---- The data
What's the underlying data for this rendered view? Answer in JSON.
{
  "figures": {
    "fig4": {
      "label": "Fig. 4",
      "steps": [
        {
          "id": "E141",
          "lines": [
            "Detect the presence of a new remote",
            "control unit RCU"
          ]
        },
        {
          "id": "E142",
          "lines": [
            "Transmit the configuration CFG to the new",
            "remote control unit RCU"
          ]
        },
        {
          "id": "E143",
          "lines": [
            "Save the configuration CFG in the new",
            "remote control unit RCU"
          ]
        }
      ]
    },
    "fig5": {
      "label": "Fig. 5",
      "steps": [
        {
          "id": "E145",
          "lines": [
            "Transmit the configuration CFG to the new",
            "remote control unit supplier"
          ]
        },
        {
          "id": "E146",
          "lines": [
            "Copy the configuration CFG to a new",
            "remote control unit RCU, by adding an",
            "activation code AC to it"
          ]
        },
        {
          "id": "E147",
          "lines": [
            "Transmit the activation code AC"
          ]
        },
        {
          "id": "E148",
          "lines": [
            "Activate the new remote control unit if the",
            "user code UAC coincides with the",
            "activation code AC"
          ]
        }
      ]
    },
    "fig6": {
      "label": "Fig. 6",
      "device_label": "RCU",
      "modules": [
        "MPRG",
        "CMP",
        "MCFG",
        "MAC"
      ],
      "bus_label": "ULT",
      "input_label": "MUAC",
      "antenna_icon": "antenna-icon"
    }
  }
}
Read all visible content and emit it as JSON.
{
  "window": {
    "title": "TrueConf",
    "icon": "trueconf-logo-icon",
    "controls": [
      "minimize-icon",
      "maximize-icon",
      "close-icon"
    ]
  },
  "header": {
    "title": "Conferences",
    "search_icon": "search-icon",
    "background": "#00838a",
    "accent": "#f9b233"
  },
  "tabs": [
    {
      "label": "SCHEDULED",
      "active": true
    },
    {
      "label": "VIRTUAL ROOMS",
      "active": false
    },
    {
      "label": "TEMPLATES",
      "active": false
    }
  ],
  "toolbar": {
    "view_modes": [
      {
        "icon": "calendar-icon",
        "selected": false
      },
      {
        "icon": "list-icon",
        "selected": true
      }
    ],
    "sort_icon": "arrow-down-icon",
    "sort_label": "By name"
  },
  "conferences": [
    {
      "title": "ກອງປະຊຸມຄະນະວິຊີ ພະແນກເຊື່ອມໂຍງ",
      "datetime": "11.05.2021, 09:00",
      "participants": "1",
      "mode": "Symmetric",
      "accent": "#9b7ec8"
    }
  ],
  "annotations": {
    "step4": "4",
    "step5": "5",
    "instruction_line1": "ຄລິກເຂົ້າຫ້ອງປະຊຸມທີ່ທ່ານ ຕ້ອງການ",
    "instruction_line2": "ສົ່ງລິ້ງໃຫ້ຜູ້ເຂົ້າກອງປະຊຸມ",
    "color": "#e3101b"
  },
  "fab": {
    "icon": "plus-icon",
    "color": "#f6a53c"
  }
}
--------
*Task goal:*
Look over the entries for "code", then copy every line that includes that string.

*Written solution:*
            "activation code AC to it"
            "Transmit the activation code AC"
            "user code UAC coincides with the",
            "activation code AC"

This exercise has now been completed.